The answer should be the records below, word for word, with every image left out.
++++
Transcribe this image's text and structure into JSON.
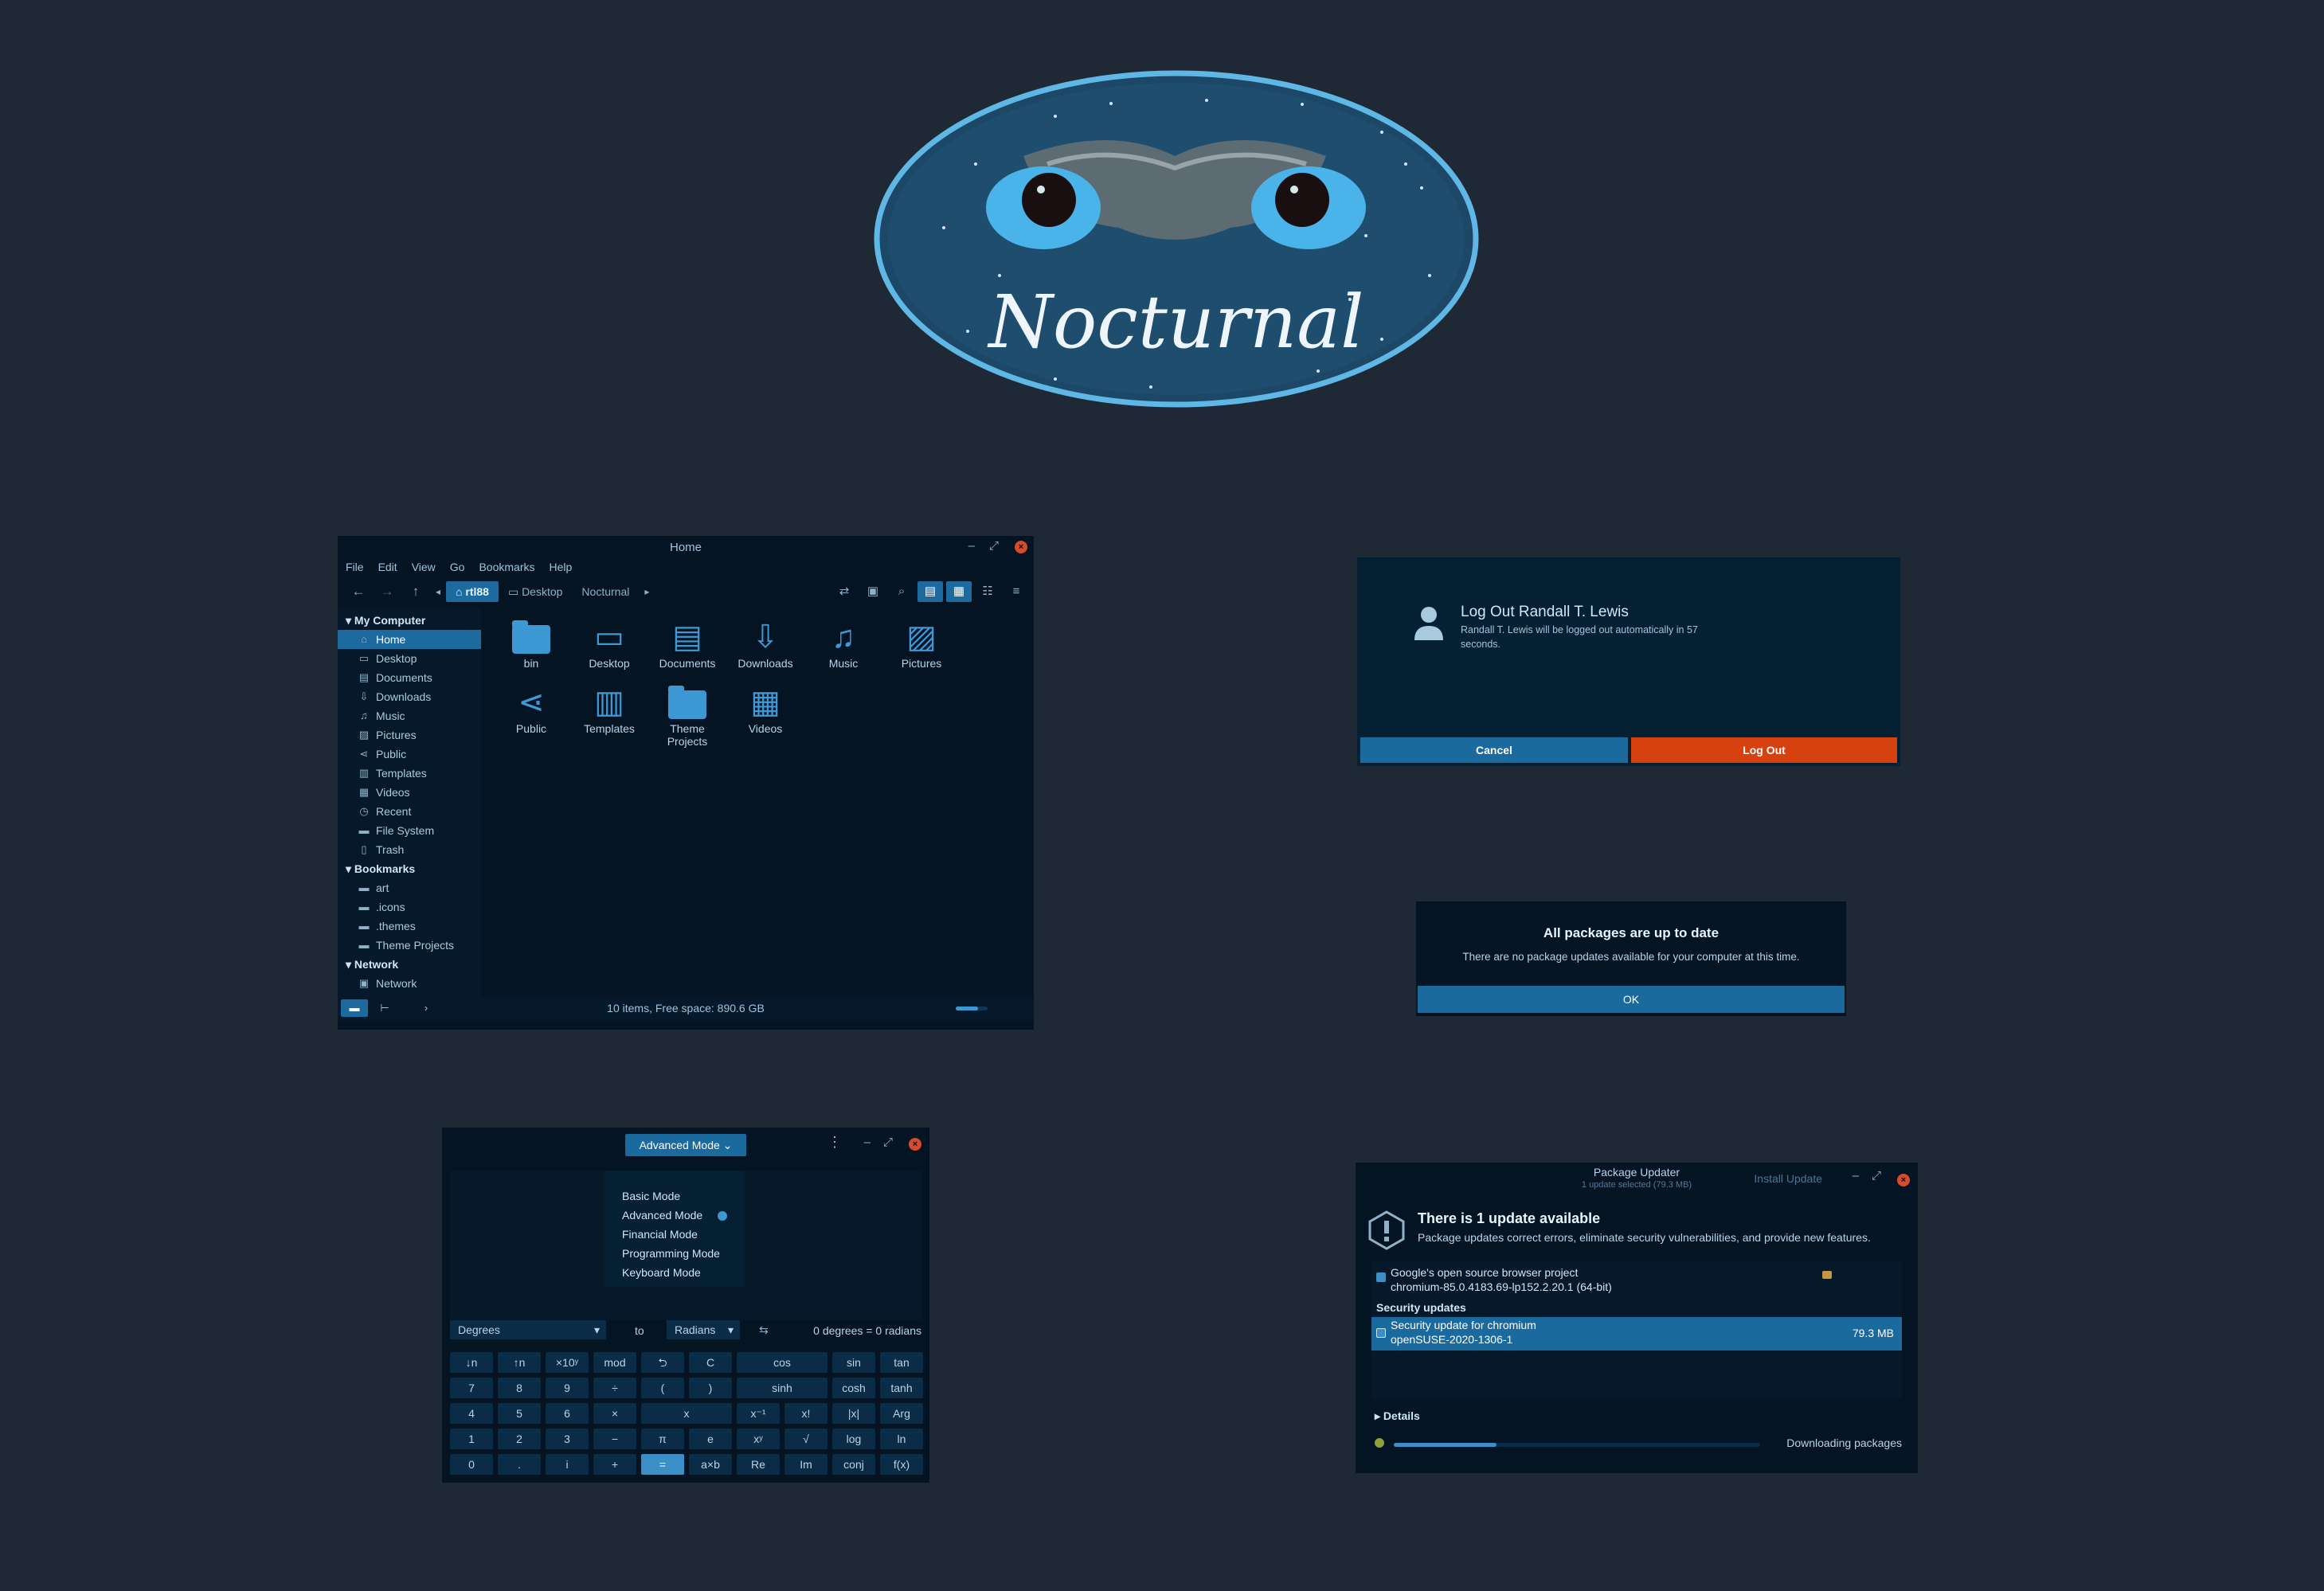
{
  "logo": {
    "text": "Nocturnal"
  },
  "file_manager": {
    "title": "Home",
    "menu": [
      "File",
      "Edit",
      "View",
      "Go",
      "Bookmarks",
      "Help"
    ],
    "breadcrumbs": [
      "rtl88",
      "Desktop",
      "Nocturnal"
    ],
    "sidebar": {
      "sections": [
        {
          "heading": "My Computer",
          "items": [
            {
              "label": "Home",
              "icon": "home-icon",
              "selected": true
            },
            {
              "label": "Desktop",
              "icon": "desktop-icon"
            },
            {
              "label": "Documents",
              "icon": "document-icon"
            },
            {
              "label": "Downloads",
              "icon": "download-icon"
            },
            {
              "label": "Music",
              "icon": "music-icon"
            },
            {
              "label": "Pictures",
              "icon": "picture-icon"
            },
            {
              "label": "Public",
              "icon": "share-icon"
            },
            {
              "label": "Templates",
              "icon": "template-icon"
            },
            {
              "label": "Videos",
              "icon": "video-icon"
            },
            {
              "label": "Recent",
              "icon": "recent-icon"
            },
            {
              "label": "File System",
              "icon": "drive-icon"
            },
            {
              "label": "Trash",
              "icon": "trash-icon"
            }
          ]
        },
        {
          "heading": "Bookmarks",
          "items": [
            {
              "label": "art",
              "icon": "folder-icon"
            },
            {
              "label": ".icons",
              "icon": "folder-icon"
            },
            {
              "label": ".themes",
              "icon": "folder-icon"
            },
            {
              "label": "Theme Projects",
              "icon": "folder-icon"
            }
          ]
        },
        {
          "heading": "Network",
          "items": [
            {
              "label": "Network",
              "icon": "network-icon"
            }
          ]
        }
      ]
    },
    "files": [
      {
        "label": "bin",
        "icon": "folder-icon"
      },
      {
        "label": "Desktop",
        "icon": "desktop-icon"
      },
      {
        "label": "Documents",
        "icon": "document-icon"
      },
      {
        "label": "Downloads",
        "icon": "download-icon"
      },
      {
        "label": "Music",
        "icon": "music-icon"
      },
      {
        "label": "Pictures",
        "icon": "picture-icon"
      },
      {
        "label": "Public",
        "icon": "share-icon"
      },
      {
        "label": "Templates",
        "icon": "template-icon"
      },
      {
        "label": "Theme Projects",
        "icon": "folder-icon"
      },
      {
        "label": "Videos",
        "icon": "video-icon"
      }
    ],
    "status": "10 items, Free space: 890.6 GB"
  },
  "logout": {
    "title": "Log Out Randall T. Lewis",
    "desc": "Randall T. Lewis will be logged out automatically in 57 seconds.",
    "cancel": "Cancel",
    "logout": "Log Out"
  },
  "uptodate": {
    "title": "All packages are up to date",
    "desc": "There are no package updates available for your computer at this time.",
    "ok": "OK"
  },
  "calculator": {
    "mode": "Advanced Mode",
    "modes": [
      "Basic Mode",
      "Advanced Mode",
      "Financial Mode",
      "Programming Mode",
      "Keyboard Mode"
    ],
    "selected_mode_index": 1,
    "from_unit": "Degrees",
    "to_label": "to",
    "to_unit": "Radians",
    "result": "0 degrees = 0 radians",
    "keys": [
      "↓n",
      "↑n",
      "×10ʸ",
      "mod",
      "⮌",
      "C",
      "cos",
      "sin",
      "tan",
      "7",
      "8",
      "9",
      "÷",
      "(",
      ")",
      "sinh",
      "cosh",
      "tanh",
      "4",
      "5",
      "6",
      "×",
      "x",
      "x⁻¹",
      "x!",
      "|x|",
      "Arg",
      "1",
      "2",
      "3",
      "−",
      "π",
      "e",
      "xʸ",
      "√",
      "log",
      "ln",
      "0",
      ".",
      "i",
      "+",
      "=",
      "a×b",
      "Re",
      "Im",
      "conj",
      "f(x)"
    ]
  },
  "package_updater": {
    "title": "Package Updater",
    "subtitle": "1 update selected (79.3 MB)",
    "install": "Install Update",
    "heading": "There is 1 update available",
    "desc": "Package updates correct errors, eliminate security vulnerabilities, and provide new features.",
    "item1": {
      "line1": "Google's open source browser project",
      "line2": "chromium-85.0.4183.69-lp152.2.20.1 (64-bit)"
    },
    "group": "Security updates",
    "item2": {
      "line1": "Security update for chromium",
      "line2": "openSUSE-2020-1306-1",
      "size": "79.3 MB"
    },
    "details": "Details",
    "progress": 0.28,
    "progress_label": "Downloading packages"
  },
  "colors": {
    "background": "#1f2936",
    "accent": "#1a6a9e",
    "danger": "#d6410f",
    "window": "#041423"
  }
}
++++
• **Response box**:
Transcribe this image's text and structure into JSON.
{
  "logo": {
    "text": "Nocturnal"
  },
  "file_manager": {
    "title": "Home",
    "menu": [
      "File",
      "Edit",
      "View",
      "Go",
      "Bookmarks",
      "Help"
    ],
    "breadcrumbs": [
      "rtl88",
      "Desktop",
      "Nocturnal"
    ],
    "sidebar": {
      "sections": [
        {
          "heading": "My Computer",
          "items": [
            {
              "label": "Home",
              "icon": "home-icon",
              "selected": true
            },
            {
              "label": "Desktop",
              "icon": "desktop-icon"
            },
            {
              "label": "Documents",
              "icon": "document-icon"
            },
            {
              "label": "Downloads",
              "icon": "download-icon"
            },
            {
              "label": "Music",
              "icon": "music-icon"
            },
            {
              "label": "Pictures",
              "icon": "picture-icon"
            },
            {
              "label": "Public",
              "icon": "share-icon"
            },
            {
              "label": "Templates",
              "icon": "template-icon"
            },
            {
              "label": "Videos",
              "icon": "video-icon"
            },
            {
              "label": "Recent",
              "icon": "recent-icon"
            },
            {
              "label": "File System",
              "icon": "drive-icon"
            },
            {
              "label": "Trash",
              "icon": "trash-icon"
            }
          ]
        },
        {
          "heading": "Bookmarks",
          "items": [
            {
              "label": "art",
              "icon": "folder-icon"
            },
            {
              "label": ".icons",
              "icon": "folder-icon"
            },
            {
              "label": ".themes",
              "icon": "folder-icon"
            },
            {
              "label": "Theme Projects",
              "icon": "folder-icon"
            }
          ]
        },
        {
          "heading": "Network",
          "items": [
            {
              "label": "Network",
              "icon": "network-icon"
            }
          ]
        }
      ]
    },
    "files": [
      {
        "label": "bin",
        "icon": "folder-icon"
      },
      {
        "label": "Desktop",
        "icon": "desktop-icon"
      },
      {
        "label": "Documents",
        "icon": "document-icon"
      },
      {
        "label": "Downloads",
        "icon": "download-icon"
      },
      {
        "label": "Music",
        "icon": "music-icon"
      },
      {
        "label": "Pictures",
        "icon": "picture-icon"
      },
      {
        "label": "Public",
        "icon": "share-icon"
      },
      {
        "label": "Templates",
        "icon": "template-icon"
      },
      {
        "label": "Theme Projects",
        "icon": "folder-icon"
      },
      {
        "label": "Videos",
        "icon": "video-icon"
      }
    ],
    "status": "10 items, Free space: 890.6 GB"
  },
  "logout": {
    "title": "Log Out Randall T. Lewis",
    "desc": "Randall T. Lewis will be logged out automatically in 57 seconds.",
    "cancel": "Cancel",
    "logout": "Log Out"
  },
  "uptodate": {
    "title": "All packages are up to date",
    "desc": "There are no package updates available for your computer at this time.",
    "ok": "OK"
  },
  "calculator": {
    "mode": "Advanced Mode",
    "modes": [
      "Basic Mode",
      "Advanced Mode",
      "Financial Mode",
      "Programming Mode",
      "Keyboard Mode"
    ],
    "selected_mode_index": 1,
    "from_unit": "Degrees",
    "to_label": "to",
    "to_unit": "Radians",
    "result": "0 degrees = 0 radians",
    "keys": [
      "↓n",
      "↑n",
      "×10ʸ",
      "mod",
      "⮌",
      "C",
      "cos",
      "sin",
      "tan",
      "7",
      "8",
      "9",
      "÷",
      "(",
      ")",
      "sinh",
      "cosh",
      "tanh",
      "4",
      "5",
      "6",
      "×",
      "x",
      "x⁻¹",
      "x!",
      "|x|",
      "Arg",
      "1",
      "2",
      "3",
      "−",
      "π",
      "e",
      "xʸ",
      "√",
      "log",
      "ln",
      "0",
      ".",
      "i",
      "+",
      "=",
      "a×b",
      "Re",
      "Im",
      "conj",
      "f(x)"
    ]
  },
  "package_updater": {
    "title": "Package Updater",
    "subtitle": "1 update selected (79.3 MB)",
    "install": "Install Update",
    "heading": "There is 1 update available",
    "desc": "Package updates correct errors, eliminate security vulnerabilities, and provide new features.",
    "item1": {
      "line1": "Google's open source browser project",
      "line2": "chromium-85.0.4183.69-lp152.2.20.1 (64-bit)"
    },
    "group": "Security updates",
    "item2": {
      "line1": "Security update for chromium",
      "line2": "openSUSE-2020-1306-1",
      "size": "79.3 MB"
    },
    "details": "Details",
    "progress": 0.28,
    "progress_label": "Downloading packages"
  },
  "colors": {
    "background": "#1f2936",
    "accent": "#1a6a9e",
    "danger": "#d6410f",
    "window": "#041423"
  }
}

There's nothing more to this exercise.